As illustrated in an earlier iteration of this study, the 'Ways of Knowing' thesis of Jurgen Habermas suggests that there is a consistent pattern across discipline areas by which knowledge is revealed and further negotiated, and that this is an important thesis for a project attempting to identify and define patterns of research higher degree examination across discipline areas. Furthermore, this earlier work was able to identify ways in which these patterns revealed themselves in the text of the doctoral thesis examination report, including some case study work on re-examination reports. In summary, this work has concluded that the preponderant mode of assessment employed by examiners resembles closely Habermas's empirical-analytic way of knowing, complete with the potential discouragement of both original thought and genuinely new contributions to knowledge.

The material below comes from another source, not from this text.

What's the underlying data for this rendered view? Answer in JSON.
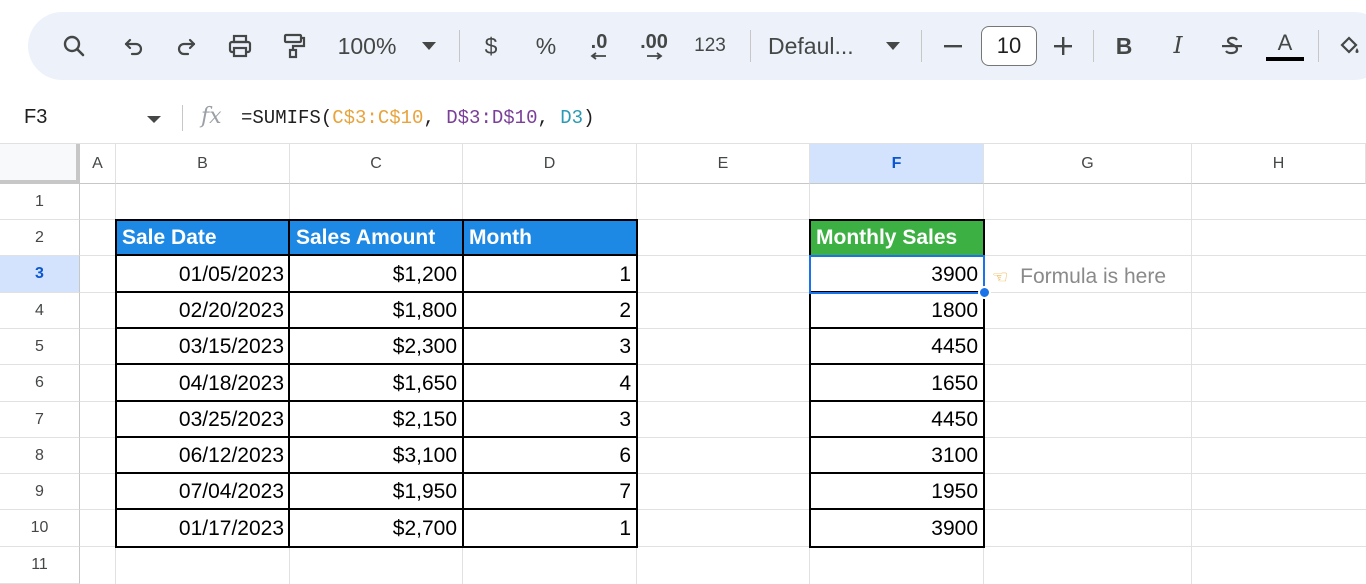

This article will re-capture the findings of this earlier work and extend the resultant thesis in three ways: first, it will apply to each of the ways of knowing an analysis of the positioning between the examiner and the candidate, summed up in the notions of 'expertise', 'partnership' and 'symmetrical' texts; second it will include an exploration of the ramifications of the thesis for the role played by supervision and supervisors in research higher degree work; and, third, it will begin making connections between the thesis and the literature of power discourse.
International Journal of Educational Research Vol. 41, Issue 2, p. 163-177